read-more
The Congress needs to come up with a more aspirational narrative than that of the BJP. The party doesn’t lack talent, but its leadership clearly lacks hunger and enthusiasm required for winning elections, writes Tridivesh Singh Maini for South Asia Monitor.
 
read-more
 India should not hesitate in using both overt and covert means to bring its policies to successful fruition. Indian policy makers must be guided by the dictum that there is no permanent friend or enemy but only permanent interests, writes Adarsh Singh for South Asia Monitor.
 
read-more
Society for Policy Studies in association with India Habitat Centre invites you to a lecture in the Changing Asia Series by by Prof. K. Srinath Reddy, President, Public Health Foundation of India on Health And Development: India Must Bridge The Disconnect Chair: C Uday Bhaskar, Director, Soci...
 
read-more
spotlight image 'Covert military actions or surgical strikes against terror launch pads in Pakistan have limited utility that won't change the mind of the Pakistan Army or the ISI  which sponsor cross-border terrorism
 
read-more
In Dutch politics, alliances are imperative to construct an administration. The post-election government formation is, therefore, a slightly time-consuming process. In due course, a coalition led by the incumbent Prime Minister, Mark Rutte, will surface.  
 
read-more
Japan is a special country in several ways. For centuries, it remained isolated and disconnected with the outside world. But once it opened itself up to the West with the Convention of Kanagawa in 1854 by the use of force by Commodore Matthew Calbraith Perry of the United States Navy, Japan has never looked back. Japan is a spe
 
read-more
Recently, under the leadership of Custodian of the Two Holy Mosques, King Salman bin Abdulaziz Al-Saud, and earlier under the late Custodian of the Two Holy Mosques, King Abdallah bin Abdul-Aziz Al-Saud, Saudi Arabia has rolled out a series of women-friendly initiatives.  Recently, under the leadership of Custodian of the
 
read-more
spotlight image No First Use as a nuclear deterrent without additional caveats should work well enough
 
read-more
Column-image

India remians the inflexible bête-noir for Pakistan, yet there are few books by Indian authors that have sought to interpret the prodigal neighbour in a holistic, informed and empathetic manner.

 
Column-image

The line that Mortimer Durand drew across a small map in 1893 has bled the Pashtun heart ever since. More than a century later both sides of that line remain restless. But the mystery behind what actually happened on 12 November 1893 has never ...

 
Column-image

What went wrong for the West in Afghanistan? Why couldn't a global coalition led by the world's preeminent military and economic power defeat "a bunch of farmers in plastic sandals on dirt bikes" in a conflict that outlasted b...

 
Column-image

What will be Pakistan's fate? Acts of commission or omission by itself, in/by neighbours, and superpowers far and near have led the nuclear-armed country at a strategic Asian crossroads to emerge as a serious regional and global concern whi...

 
Column-image
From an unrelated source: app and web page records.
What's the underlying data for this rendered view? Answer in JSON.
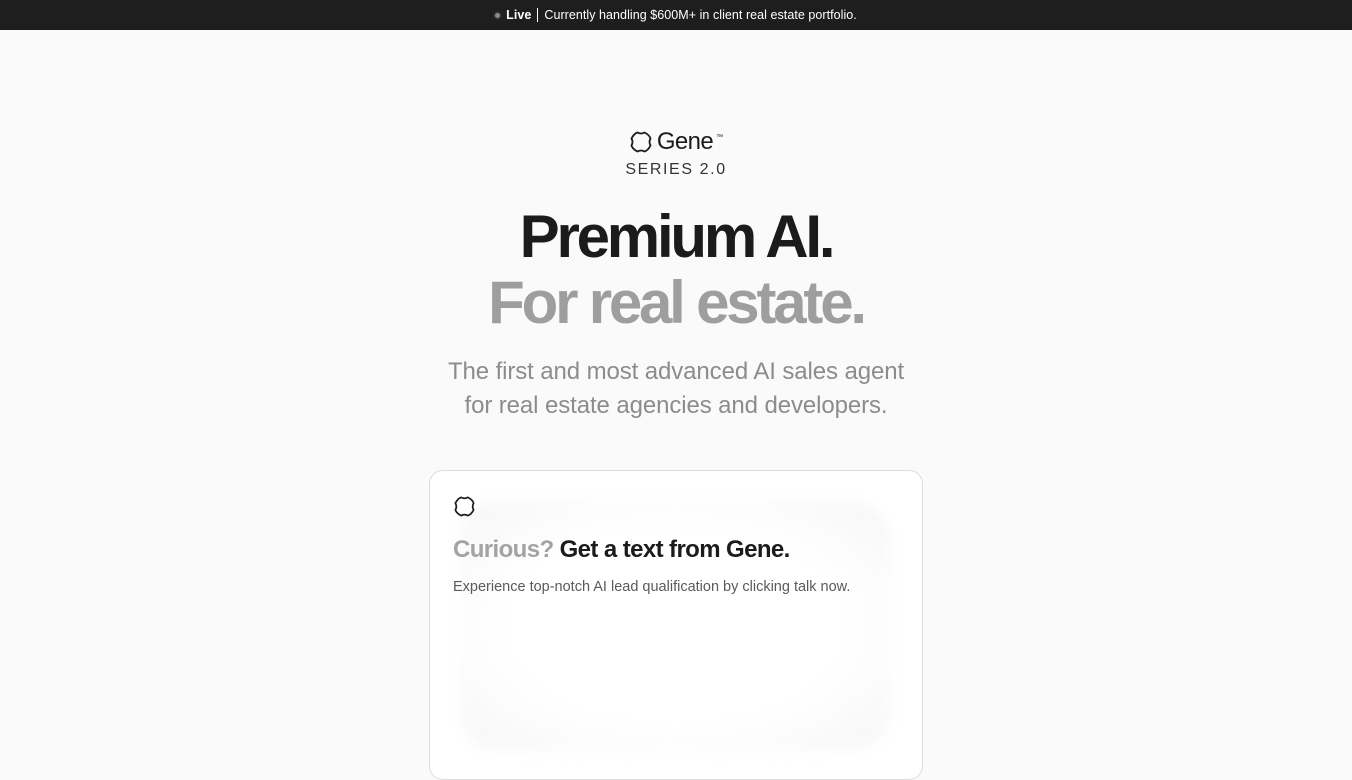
{
  "announcement": {
    "live_label": "Live",
    "message": "Currently handling $600M+ in client real estate portfolio."
  },
  "brand": {
    "name": "Gene",
    "trademark": "™",
    "icon": "gene-logo-icon",
    "series": "SERIES 2.0"
  },
  "hero": {
    "headline_primary": "Premium AI.",
    "headline_secondary": "For real estate.",
    "subtitle_line1": "The first and most advanced AI sales agent",
    "subtitle_line2": "for real estate agencies and developers."
  },
  "card": {
    "icon": "gene-logo-icon",
    "title_muted": "Curious?",
    "title_strong": "Get a text from Gene.",
    "description": "Experience top-notch AI lead qualification by clicking talk now."
  },
  "colors": {
    "topbar_bg": "#1e1e1e",
    "page_bg": "#fafafa",
    "text_primary": "#1b1b1b",
    "text_muted": "#9e9e9e"
  }
}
Some South African generals, allied with the British forces, sought segregation from the enlisted men, all blacks, after being taken prisoners of war. The surprised German commander told them firmly that they would have to share the same quarte...

 
Subscribe to our newsletter
Archive